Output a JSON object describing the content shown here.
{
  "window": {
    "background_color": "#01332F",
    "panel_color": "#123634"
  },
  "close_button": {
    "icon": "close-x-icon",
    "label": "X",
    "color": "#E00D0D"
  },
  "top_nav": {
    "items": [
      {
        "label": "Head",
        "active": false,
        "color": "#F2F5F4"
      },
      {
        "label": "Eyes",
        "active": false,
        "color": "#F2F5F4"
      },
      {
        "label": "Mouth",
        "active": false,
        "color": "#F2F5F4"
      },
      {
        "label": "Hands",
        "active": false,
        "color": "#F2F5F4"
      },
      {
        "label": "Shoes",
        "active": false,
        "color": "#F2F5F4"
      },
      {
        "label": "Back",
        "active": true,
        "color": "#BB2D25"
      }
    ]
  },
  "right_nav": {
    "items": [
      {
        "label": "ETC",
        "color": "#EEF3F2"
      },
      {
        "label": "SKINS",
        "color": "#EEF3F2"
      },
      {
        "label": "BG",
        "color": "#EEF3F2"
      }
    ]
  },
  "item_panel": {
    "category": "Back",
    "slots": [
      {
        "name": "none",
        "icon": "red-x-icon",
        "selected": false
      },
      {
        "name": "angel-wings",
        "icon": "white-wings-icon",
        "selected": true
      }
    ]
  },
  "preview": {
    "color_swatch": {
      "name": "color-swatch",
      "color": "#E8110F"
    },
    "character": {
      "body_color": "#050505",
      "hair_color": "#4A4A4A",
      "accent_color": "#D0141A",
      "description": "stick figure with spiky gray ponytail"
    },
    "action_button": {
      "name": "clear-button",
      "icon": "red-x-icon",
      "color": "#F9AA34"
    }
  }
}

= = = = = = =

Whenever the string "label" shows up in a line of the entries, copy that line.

    "label": "X",
        "label": "Head",
        "label": "Eyes",
        "label": "Mouth",
        "label": "Hands",
        "label": "Shoes",
        "label": "Back",
        "label": "ETC",
        "label": "SKINS",
        "label": "BG",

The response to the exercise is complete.